Florida National University (FNU) has a very conducive learning environment with competent academic and non-academic staff. The ever willing to learn friendly students from diverse backgrounds make the university an outstanding national and international learning center. FNU has a thriving national and international student population for which it provides similar tuition options for both two populations. However, the institution faces many challenges, which should be addressed to improve time wastage and increase better performance in students among many other things. Parking problems require immediate intervention because many of the students incur a lot of stress in trying to find parking lots that are limited due to the high number of vehicles under student ownership and the small parking space.
Parking on campus is an enormous challenge because all students are allowed to come to the university premises with personal cars. Unfortunately, the university has few parking lots, yet the number of students owning cars is large. The problem of parking in colleges usually occurs due to the high number of vehicles owned by students and staff or few parking lots to accommodate the available number of cars (Shakir and Mohammed 107). Students face serious dilemmas when they either lack ample parking places or park their vehicles far away from their intended destinations. When they park in far places, they are compelled to walk long distances to reach their classes. As a result, they get to their classes late, something that impairs academic performance. For the university to limit class lateness associated with parking problems, the parking problem should be solved by increasing the parking resources to a level that can comfortably accommodate all car owners within the campus.
Furthermore, parking problems are forcing students to come in conflict with the university parking rules, which is an illegal act. Once students fail to locate a free parking lot on the campus, they either park in the wrong places both within and without the campus (Shakir and Mohammed 109). In the case of FNU, students end up parking in prohibited places on campus or along streets outside the university. In most cases, they violate university regulations in the case parking occurs in non-designated areas and disregarding signs posted for the reserved car owners such as staff and lecturers (Al-Mosaind 206). This gives the security personnel a lot of work in addition to putting students at risk of facing legal charges from the university administration. In the long run, students are consumed with the stress that finally impacts their academic life in an adverse manner.

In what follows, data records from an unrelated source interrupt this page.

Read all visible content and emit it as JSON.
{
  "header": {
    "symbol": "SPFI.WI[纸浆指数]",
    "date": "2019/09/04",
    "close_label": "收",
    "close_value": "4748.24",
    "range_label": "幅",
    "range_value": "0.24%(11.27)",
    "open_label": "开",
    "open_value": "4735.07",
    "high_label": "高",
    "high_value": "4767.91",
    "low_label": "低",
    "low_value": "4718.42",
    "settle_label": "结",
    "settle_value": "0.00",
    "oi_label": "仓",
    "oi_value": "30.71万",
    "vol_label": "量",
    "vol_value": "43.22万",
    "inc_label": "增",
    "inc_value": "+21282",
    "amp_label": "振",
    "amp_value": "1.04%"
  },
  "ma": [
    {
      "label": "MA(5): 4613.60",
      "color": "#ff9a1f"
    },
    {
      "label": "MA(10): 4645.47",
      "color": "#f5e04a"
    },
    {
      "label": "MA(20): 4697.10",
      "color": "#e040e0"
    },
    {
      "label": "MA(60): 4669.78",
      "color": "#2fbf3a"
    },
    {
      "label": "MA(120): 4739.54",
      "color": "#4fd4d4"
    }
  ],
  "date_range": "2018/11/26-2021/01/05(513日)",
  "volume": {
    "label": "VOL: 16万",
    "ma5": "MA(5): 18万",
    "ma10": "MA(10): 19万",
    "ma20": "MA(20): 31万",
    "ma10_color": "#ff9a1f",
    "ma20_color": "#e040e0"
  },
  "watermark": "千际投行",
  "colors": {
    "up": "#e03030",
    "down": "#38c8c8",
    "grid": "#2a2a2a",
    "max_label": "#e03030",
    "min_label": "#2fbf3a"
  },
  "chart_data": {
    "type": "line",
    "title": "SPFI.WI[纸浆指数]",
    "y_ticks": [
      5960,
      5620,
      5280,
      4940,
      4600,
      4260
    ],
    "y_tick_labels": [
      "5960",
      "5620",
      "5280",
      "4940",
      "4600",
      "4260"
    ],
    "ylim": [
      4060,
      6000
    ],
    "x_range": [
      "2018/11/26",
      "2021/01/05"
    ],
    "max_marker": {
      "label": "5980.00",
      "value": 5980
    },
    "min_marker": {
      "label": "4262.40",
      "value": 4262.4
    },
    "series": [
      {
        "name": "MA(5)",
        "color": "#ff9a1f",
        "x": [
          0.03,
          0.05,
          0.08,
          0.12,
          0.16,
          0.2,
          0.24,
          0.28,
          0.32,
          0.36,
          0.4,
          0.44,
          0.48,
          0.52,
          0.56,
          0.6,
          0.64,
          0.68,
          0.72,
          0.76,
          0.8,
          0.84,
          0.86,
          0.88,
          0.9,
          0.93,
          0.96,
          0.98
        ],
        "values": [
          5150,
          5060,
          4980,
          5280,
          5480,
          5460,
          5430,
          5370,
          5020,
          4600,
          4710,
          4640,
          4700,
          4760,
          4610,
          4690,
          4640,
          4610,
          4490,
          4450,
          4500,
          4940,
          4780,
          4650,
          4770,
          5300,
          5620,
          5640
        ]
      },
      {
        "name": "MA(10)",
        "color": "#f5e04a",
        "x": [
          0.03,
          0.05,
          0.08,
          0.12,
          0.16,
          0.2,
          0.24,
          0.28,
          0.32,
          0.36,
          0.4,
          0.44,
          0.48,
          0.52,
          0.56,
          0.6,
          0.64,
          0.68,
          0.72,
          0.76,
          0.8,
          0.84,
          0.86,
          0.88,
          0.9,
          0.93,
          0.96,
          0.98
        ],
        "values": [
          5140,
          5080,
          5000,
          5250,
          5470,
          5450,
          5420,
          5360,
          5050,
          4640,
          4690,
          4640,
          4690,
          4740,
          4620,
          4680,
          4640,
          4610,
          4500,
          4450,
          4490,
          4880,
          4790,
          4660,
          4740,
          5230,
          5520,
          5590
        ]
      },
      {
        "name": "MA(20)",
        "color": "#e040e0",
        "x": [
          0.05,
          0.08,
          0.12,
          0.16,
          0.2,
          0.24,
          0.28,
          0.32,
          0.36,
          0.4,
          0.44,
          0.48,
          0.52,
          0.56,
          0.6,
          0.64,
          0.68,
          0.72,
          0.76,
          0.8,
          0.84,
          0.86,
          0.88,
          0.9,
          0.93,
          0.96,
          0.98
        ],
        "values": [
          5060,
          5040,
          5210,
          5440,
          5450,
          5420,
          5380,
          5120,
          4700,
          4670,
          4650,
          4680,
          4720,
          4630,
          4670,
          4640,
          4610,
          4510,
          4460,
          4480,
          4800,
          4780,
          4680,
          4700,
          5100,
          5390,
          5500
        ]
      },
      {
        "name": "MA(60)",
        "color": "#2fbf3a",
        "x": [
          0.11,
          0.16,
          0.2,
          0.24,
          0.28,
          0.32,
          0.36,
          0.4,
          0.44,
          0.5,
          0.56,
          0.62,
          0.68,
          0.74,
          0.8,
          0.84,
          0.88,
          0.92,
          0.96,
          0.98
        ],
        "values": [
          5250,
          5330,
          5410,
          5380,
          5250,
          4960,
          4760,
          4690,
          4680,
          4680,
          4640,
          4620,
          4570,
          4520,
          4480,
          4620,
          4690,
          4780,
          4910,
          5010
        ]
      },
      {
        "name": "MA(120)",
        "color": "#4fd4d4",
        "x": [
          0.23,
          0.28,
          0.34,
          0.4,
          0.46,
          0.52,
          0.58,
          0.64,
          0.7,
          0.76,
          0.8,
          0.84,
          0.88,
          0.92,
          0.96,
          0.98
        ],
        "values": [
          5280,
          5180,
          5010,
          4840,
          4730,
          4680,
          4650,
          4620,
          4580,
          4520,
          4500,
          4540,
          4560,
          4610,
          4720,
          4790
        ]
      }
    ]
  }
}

Therefore, the university needs to expand its parking space to accommodate the increased number of vehicles owned by students. Without the expansion of parking garages, students will keep facing these problems, which predisposes them to violate university regulations (Al-Mosaind 207). More action involves launching campaigns to create awareness of safe parking. Moreover, FNU should limit the number of students coming with cars on campus premises. For instance, the administration can decide to disallow all new students from coming to the campus with personal cars.
In conclusion, the FNU faces immense parking challenges because of the limited parking lots and high ownership of cars by students. The lack of parking space compels students to park cars far away from their destinations, which increases the prevalence of lateness in class. Some of them decide to break the regulations by parking in undesignated places, which is not only stressful to the security personnel but also to the students themselves once disciplinary actions become a reality.
Al-Mosaind, Musaad. “Traffic Conditions in Emerging University Campuses: King Saud University, Riyadh, Saudi Arabia.” Journal of Sustainable Development, vol. 7, no. 6, 2014, pp. 204-213.
Shakir, Alaa A., and Ali Ahmed Mohammed. “Curb parking in Campus and Stimulating Students to use Public Bus within National University of Malaysia (UKM) Campus.” International Journal of Advances in Applied Sciences, vol. 2, no. 3, 2013, pp. 105-112.